▶ _WHAT THE TASK ASKS_
Repeat the records word for word.

▶ _Stored data entries_
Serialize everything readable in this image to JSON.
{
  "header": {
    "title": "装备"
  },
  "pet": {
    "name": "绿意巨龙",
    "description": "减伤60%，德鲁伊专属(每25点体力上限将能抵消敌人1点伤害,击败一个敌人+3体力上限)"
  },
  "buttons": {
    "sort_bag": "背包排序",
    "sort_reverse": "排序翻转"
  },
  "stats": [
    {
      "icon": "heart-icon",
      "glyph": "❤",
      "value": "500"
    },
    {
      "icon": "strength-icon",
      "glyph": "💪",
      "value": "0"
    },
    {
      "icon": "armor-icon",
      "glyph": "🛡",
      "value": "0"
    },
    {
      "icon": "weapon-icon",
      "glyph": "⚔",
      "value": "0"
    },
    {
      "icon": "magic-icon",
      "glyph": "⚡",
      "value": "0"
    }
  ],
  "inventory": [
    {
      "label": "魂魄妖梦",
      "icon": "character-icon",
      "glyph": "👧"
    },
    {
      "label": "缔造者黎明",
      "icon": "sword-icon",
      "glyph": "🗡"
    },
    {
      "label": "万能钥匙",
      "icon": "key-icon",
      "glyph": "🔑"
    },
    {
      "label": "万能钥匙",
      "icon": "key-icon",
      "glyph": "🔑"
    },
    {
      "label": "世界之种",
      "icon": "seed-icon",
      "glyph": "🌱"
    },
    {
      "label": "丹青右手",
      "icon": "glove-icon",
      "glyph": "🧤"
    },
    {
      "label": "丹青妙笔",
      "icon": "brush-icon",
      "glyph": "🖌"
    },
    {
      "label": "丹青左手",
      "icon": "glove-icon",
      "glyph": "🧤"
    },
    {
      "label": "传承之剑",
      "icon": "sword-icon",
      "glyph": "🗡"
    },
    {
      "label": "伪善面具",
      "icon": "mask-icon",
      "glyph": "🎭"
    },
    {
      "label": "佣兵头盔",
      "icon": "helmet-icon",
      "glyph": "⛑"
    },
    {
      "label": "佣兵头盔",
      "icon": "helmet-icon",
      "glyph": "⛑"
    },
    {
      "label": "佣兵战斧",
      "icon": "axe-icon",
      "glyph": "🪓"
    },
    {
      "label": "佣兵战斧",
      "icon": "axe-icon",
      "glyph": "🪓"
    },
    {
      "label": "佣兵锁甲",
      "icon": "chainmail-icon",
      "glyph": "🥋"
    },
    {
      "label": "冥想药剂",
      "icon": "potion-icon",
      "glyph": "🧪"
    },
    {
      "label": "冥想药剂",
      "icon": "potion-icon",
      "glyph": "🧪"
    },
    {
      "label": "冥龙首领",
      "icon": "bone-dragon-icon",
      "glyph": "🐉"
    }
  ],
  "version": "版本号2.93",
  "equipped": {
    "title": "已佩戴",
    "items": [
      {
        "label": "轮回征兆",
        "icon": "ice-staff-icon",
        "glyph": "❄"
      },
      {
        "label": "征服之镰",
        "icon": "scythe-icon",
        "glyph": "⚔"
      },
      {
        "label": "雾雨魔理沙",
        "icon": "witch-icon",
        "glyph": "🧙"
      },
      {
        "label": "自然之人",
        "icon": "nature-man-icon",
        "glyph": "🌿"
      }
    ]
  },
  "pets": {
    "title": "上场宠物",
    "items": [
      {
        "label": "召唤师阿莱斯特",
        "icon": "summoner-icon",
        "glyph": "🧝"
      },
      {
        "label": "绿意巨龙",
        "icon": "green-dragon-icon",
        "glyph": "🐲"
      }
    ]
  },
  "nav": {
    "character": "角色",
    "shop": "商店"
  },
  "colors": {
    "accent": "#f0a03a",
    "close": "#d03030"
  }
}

▶ _RESPONSE_
Serialize everything readable in this image to JSON.
{
  "header": {
    "title": "装备"
  },
  "pet": {
    "name": "绿意巨龙",
    "description": "减伤60%，德鲁伊专属(每25点体力上限将能抵消敌人1点伤害,击败一个敌人+3体力上限)"
  },
  "buttons": {
    "sort_bag": "背包排序",
    "sort_reverse": "排序翻转"
  },
  "stats": [
    {
      "icon": "heart-icon",
      "glyph": "❤",
      "value": "500"
    },
    {
      "icon": "strength-icon",
      "glyph": "💪",
      "value": "0"
    },
    {
      "icon": "armor-icon",
      "glyph": "🛡",
      "value": "0"
    },
    {
      "icon": "weapon-icon",
      "glyph": "⚔",
      "value": "0"
    },
    {
      "icon": "magic-icon",
      "glyph": "⚡",
      "value": "0"
    }
  ],
  "inventory": [
    {
      "label": "魂魄妖梦",
      "icon": "character-icon",
      "glyph": "👧"
    },
    {
      "label": "缔造者黎明",
      "icon": "sword-icon",
      "glyph": "🗡"
    },
    {
      "label": "万能钥匙",
      "icon": "key-icon",
      "glyph": "🔑"
    },
    {
      "label": "万能钥匙",
      "icon": "key-icon",
      "glyph": "🔑"
    },
    {
      "label": "世界之种",
      "icon": "seed-icon",
      "glyph": "🌱"
    },
    {
      "label": "丹青右手",
      "icon": "glove-icon",
      "glyph": "🧤"
    },
    {
      "label": "丹青妙笔",
      "icon": "brush-icon",
      "glyph": "🖌"
    },
    {
      "label": "丹青左手",
      "icon": "glove-icon",
      "glyph": "🧤"
    },
    {
      "label": "传承之剑",
      "icon": "sword-icon",
      "glyph": "🗡"
    },
    {
      "label": "伪善面具",
      "icon": "mask-icon",
      "glyph": "🎭"
    },
    {
      "label": "佣兵头盔",
      "icon": "helmet-icon",
      "glyph": "⛑"
    },
    {
      "label": "佣兵头盔",
      "icon": "helmet-icon",
      "glyph": "⛑"
    },
    {
      "label": "佣兵战斧",
      "icon": "axe-icon",
      "glyph": "🪓"
    },
    {
      "label": "佣兵战斧",
      "icon": "axe-icon",
      "glyph": "🪓"
    },
    {
      "label": "佣兵锁甲",
      "icon": "chainmail-icon",
      "glyph": "🥋"
    },
    {
      "label": "冥想药剂",
      "icon": "potion-icon",
      "glyph": "🧪"
    },
    {
      "label": "冥想药剂",
      "icon": "potion-icon",
      "glyph": "🧪"
    },
    {
      "label": "冥龙首领",
      "icon": "bone-dragon-icon",
      "glyph": "🐉"
    }
  ],
  "version": "版本号2.93",
  "equipped": {
    "title": "已佩戴",
    "items": [
      {
        "label": "轮回征兆",
        "icon": "ice-staff-icon",
        "glyph": "❄"
      },
      {
        "label": "征服之镰",
        "icon": "scythe-icon",
        "glyph": "⚔"
      },
      {
        "label": "雾雨魔理沙",
        "icon": "witch-icon",
        "glyph": "🧙"
      },
      {
        "label": "自然之人",
        "icon": "nature-man-icon",
        "glyph": "🌿"
      }
    ]
  },
  "pets": {
    "title": "上场宠物",
    "items": [
      {
        "label": "召唤师阿莱斯特",
        "icon": "summoner-icon",
        "glyph": "🧝"
      },
      {
        "label": "绿意巨龙",
        "icon": "green-dragon-icon",
        "glyph": "🐲"
      }
    ]
  },
  "nav": {
    "character": "角色",
    "shop": "商店"
  },
  "colors": {
    "accent": "#f0a03a",
    "close": "#d03030"
  }
}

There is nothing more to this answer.